“Your relationship with yourself sets the tone for all your other relationships”
Here’s a thought, and it’s about self love. This is often the most difficult form of love to feel. When we suffer trauma through abuse, especially abuse that continues in one form or another, the part of our brain that looks out for trouble stays switched on all the time. So we anxiously expect that things are going to go wrong – all the time. Things seem always to be out of our control, just as they were when the original trauma took place. In that sense we remain permanently traumatised.
One of the aspects of abuse is the powerlessness we suffer when it happens. So, in an attempt to re-instate a feeling of control, we resort to traumatising ourselves. It sounds bizarre, but there’s a good reason behind it – at least this way we know how and when the abuse is coming. And so begins a constant verbal drip of self criticism, negative self-talk, shame, self-abuse. It’s comfortable for us to experience this because we’re so familiar with it. In fact the more we do it the more familiar it gets, until the idea that this is what we are gets well and truly engrained in our beliefs.

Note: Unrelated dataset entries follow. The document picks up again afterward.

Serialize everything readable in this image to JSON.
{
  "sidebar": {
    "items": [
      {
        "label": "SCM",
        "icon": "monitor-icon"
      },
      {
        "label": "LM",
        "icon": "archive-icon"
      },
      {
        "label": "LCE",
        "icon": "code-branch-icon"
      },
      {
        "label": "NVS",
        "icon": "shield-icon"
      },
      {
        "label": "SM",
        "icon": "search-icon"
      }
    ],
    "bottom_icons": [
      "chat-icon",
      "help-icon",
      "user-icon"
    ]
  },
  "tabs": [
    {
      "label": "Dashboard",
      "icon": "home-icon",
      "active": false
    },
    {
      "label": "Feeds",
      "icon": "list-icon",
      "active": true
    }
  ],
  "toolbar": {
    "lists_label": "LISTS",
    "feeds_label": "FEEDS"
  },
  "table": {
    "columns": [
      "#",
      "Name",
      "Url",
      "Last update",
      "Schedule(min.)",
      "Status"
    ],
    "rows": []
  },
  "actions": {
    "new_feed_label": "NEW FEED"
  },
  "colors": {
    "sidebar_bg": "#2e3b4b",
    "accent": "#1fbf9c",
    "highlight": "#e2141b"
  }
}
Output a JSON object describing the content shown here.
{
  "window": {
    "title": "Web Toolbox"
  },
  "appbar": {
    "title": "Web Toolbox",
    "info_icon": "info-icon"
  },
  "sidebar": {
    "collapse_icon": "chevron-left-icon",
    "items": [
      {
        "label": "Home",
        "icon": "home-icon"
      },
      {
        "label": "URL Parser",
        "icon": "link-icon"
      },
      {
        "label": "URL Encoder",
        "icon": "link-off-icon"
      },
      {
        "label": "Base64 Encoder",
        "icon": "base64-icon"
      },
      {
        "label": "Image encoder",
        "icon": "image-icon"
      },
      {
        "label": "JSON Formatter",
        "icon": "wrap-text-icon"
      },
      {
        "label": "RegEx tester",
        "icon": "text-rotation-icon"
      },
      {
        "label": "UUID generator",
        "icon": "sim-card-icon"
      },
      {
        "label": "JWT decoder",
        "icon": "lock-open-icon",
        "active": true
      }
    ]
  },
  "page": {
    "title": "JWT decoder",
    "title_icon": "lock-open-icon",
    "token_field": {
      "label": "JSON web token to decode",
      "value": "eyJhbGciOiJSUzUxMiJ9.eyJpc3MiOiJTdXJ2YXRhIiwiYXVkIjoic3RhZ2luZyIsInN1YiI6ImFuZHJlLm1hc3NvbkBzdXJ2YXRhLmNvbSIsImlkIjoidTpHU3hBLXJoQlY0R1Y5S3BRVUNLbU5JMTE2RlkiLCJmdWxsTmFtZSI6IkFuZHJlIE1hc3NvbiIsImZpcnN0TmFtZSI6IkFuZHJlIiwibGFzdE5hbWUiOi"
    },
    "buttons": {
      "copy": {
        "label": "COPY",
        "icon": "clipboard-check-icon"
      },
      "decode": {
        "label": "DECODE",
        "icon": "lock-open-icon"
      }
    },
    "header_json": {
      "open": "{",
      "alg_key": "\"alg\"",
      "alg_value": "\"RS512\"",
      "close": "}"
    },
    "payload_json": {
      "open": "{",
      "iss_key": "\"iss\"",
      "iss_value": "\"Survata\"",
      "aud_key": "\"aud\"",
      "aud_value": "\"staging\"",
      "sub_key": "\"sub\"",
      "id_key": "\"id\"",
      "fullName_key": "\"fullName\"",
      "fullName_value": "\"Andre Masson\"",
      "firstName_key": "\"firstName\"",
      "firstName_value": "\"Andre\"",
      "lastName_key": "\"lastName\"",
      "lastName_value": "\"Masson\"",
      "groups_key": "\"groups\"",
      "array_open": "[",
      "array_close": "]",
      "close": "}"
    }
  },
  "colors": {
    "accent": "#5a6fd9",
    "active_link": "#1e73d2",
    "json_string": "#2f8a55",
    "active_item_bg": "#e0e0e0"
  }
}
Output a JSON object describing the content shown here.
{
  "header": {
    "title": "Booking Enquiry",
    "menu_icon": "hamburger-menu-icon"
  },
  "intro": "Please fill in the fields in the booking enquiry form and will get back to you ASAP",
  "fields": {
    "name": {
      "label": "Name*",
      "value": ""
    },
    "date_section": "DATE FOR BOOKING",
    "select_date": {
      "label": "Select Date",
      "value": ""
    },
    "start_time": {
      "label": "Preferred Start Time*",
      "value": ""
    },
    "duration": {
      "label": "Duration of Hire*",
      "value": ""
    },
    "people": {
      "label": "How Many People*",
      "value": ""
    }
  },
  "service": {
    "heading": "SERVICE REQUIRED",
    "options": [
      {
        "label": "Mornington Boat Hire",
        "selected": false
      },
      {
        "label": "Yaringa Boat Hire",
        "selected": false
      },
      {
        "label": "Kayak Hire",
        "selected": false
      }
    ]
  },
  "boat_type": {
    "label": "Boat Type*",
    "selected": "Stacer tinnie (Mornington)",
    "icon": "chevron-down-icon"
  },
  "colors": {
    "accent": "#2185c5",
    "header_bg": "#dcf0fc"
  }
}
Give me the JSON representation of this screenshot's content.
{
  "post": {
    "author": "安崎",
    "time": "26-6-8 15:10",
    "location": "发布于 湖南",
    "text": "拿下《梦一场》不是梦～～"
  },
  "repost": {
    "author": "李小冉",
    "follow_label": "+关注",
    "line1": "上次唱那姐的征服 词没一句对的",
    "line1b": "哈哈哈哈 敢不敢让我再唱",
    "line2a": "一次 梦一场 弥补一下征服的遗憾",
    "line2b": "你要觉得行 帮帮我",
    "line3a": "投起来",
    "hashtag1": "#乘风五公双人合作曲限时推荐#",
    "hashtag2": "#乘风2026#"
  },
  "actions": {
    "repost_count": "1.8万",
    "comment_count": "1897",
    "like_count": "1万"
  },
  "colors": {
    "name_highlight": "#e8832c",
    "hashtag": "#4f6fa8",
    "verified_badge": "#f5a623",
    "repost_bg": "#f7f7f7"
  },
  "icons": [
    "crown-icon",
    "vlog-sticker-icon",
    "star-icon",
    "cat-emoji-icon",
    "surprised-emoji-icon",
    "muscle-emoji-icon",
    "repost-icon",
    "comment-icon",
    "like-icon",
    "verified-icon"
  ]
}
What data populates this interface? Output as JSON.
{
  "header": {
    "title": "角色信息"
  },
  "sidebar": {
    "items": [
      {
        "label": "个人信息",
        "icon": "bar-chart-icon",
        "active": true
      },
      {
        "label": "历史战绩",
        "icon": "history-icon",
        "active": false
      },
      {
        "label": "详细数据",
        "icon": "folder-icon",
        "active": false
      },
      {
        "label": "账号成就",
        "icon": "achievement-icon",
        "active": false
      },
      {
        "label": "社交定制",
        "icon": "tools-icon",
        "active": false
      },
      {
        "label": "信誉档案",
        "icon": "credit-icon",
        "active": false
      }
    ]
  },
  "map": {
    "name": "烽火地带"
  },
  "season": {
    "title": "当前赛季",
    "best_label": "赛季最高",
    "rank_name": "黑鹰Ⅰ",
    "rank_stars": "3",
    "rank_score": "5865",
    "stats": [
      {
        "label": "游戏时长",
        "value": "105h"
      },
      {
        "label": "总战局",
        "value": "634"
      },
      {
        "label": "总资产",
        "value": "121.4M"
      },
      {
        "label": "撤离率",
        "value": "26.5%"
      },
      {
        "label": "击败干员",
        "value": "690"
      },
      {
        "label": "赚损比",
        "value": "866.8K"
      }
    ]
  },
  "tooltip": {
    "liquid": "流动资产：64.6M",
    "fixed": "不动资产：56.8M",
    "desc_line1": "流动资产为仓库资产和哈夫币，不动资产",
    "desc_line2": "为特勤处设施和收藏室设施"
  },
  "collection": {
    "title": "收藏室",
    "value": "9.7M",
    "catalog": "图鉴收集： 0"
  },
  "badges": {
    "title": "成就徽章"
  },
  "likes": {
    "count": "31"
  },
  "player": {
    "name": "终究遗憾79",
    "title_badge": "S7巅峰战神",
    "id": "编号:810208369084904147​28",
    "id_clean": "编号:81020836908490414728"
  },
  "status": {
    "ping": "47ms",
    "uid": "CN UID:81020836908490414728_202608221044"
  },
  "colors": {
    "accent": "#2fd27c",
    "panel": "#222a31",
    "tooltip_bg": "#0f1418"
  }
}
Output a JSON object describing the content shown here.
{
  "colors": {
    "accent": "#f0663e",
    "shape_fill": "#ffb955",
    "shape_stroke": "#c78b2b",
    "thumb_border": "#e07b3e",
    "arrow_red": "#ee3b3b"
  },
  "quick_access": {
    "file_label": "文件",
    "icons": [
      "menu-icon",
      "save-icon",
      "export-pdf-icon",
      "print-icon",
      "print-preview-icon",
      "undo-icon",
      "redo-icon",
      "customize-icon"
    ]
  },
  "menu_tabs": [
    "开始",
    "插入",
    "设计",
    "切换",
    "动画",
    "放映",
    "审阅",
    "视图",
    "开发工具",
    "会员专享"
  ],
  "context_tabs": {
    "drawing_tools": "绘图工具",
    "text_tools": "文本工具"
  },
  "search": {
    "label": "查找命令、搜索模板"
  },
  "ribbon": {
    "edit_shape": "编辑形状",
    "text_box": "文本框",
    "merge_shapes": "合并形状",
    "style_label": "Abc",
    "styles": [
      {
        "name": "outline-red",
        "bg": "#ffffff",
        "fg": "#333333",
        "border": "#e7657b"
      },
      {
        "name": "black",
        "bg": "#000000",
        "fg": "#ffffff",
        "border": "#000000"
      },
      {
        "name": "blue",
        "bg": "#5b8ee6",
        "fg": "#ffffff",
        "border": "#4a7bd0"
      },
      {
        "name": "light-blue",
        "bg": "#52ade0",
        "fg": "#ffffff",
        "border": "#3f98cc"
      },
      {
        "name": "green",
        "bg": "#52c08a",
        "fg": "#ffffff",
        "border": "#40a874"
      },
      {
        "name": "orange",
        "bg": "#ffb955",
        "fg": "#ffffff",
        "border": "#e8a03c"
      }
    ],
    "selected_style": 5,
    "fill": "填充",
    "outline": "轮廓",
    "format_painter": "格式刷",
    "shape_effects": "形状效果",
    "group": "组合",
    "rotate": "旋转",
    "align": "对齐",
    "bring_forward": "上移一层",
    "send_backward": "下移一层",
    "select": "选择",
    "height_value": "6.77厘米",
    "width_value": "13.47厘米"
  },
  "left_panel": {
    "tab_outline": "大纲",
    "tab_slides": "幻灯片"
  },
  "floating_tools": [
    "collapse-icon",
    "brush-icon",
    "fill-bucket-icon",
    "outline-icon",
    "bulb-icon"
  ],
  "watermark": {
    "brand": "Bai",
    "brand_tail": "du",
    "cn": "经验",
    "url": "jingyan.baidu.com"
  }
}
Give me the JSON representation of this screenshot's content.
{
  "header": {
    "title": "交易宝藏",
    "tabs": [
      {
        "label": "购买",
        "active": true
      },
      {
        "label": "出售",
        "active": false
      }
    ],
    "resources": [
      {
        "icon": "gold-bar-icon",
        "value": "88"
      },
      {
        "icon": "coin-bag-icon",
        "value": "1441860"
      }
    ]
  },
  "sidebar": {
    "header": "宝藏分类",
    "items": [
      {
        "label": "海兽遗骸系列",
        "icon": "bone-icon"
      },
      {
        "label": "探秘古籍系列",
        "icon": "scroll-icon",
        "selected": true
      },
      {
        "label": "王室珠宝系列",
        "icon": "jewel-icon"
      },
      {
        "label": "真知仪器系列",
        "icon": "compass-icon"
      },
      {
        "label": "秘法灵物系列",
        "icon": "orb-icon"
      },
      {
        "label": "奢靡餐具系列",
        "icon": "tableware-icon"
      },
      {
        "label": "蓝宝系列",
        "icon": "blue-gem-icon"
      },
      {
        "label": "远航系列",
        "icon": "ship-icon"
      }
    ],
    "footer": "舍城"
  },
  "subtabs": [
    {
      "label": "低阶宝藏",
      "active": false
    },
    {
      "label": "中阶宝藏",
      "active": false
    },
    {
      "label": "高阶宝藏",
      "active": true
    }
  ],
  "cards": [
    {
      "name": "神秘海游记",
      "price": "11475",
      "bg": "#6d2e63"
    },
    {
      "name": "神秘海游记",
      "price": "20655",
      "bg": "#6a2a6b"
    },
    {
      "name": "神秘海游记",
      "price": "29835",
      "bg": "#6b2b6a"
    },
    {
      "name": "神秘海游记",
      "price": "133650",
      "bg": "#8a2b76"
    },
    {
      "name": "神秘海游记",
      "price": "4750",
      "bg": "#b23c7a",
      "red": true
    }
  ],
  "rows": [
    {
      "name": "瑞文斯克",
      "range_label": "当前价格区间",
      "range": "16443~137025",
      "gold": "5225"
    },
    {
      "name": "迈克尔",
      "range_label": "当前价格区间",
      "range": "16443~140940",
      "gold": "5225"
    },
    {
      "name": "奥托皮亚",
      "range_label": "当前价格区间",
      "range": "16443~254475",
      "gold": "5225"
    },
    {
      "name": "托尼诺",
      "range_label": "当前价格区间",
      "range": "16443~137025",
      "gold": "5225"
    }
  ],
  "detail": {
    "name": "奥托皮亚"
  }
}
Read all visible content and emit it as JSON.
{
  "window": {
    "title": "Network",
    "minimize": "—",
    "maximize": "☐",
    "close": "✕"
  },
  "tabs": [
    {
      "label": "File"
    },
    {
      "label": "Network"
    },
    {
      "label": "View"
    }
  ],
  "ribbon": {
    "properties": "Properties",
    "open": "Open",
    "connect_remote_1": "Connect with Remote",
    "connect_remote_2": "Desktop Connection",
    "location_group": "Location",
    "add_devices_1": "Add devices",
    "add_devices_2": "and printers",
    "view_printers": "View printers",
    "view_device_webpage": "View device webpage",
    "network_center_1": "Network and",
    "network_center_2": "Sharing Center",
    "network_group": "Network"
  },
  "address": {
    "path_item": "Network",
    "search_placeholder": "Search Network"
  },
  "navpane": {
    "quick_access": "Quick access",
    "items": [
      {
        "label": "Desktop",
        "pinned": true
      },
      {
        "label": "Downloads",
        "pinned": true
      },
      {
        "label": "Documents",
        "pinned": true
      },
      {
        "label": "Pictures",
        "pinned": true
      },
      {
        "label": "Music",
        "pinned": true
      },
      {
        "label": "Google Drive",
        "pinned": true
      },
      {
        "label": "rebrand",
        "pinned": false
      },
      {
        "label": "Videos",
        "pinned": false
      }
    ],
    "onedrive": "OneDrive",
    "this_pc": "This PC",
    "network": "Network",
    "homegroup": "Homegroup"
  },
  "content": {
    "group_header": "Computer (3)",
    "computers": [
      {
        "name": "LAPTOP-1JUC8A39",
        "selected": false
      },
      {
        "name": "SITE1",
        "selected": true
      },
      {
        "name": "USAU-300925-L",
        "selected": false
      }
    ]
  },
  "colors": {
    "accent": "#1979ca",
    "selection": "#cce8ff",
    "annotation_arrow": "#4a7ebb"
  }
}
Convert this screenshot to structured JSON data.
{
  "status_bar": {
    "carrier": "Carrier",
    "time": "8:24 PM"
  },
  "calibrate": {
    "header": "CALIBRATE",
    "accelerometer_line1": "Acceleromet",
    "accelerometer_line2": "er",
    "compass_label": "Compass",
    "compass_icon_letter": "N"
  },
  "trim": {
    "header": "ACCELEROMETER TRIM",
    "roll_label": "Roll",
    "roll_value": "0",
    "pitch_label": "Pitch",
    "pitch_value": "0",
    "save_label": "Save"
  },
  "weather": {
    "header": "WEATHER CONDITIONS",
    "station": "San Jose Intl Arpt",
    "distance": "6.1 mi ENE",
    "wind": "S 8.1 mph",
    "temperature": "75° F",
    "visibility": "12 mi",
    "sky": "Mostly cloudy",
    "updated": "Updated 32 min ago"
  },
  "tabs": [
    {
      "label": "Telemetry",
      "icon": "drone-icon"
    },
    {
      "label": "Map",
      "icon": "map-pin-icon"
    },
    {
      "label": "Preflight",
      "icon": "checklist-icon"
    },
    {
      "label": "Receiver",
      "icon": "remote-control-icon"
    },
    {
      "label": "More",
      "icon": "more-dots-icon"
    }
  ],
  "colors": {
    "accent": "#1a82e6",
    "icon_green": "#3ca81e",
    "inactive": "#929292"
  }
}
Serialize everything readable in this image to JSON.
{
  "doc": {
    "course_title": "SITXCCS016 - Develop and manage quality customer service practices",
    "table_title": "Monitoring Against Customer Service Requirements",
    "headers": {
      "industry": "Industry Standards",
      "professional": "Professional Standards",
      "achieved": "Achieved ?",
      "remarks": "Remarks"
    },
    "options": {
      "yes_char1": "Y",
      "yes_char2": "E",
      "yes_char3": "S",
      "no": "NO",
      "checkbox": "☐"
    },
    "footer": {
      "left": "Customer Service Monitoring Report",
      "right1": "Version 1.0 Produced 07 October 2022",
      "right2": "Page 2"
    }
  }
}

On and on it goes – far longer than the original abuse – and so in a way it is actually worse, because there’s no end to it. We lose track of who we really are – our core self, which is not bad or shameful at all.
If we are comfortable with abusing ourselves, we’ll be comfortable with others abusing us too. In his book “The Four Agreements” Don Miguel Ruiz comments: “In your whole life nobody has ever abused you more than you have abused yourself. And the limit of your self-abuse is exactly the limit that you will tolerate from someone else. If someone abuses you a little more than you abuse yourself, you will probably walk away from that person. But if someone abuses you a little less than you abuse yourself, you will probably stay in the relationship and tolerate it endlessly.”
That’s why I put so much store on self-compassion, being kind to ourselves and about ourselves. Maybe this quote is a literal truth, in that loving ourselves will save the person we really are at the core of our being – not the shameful or undeserving person we believe we are: “Self love will save your soul”.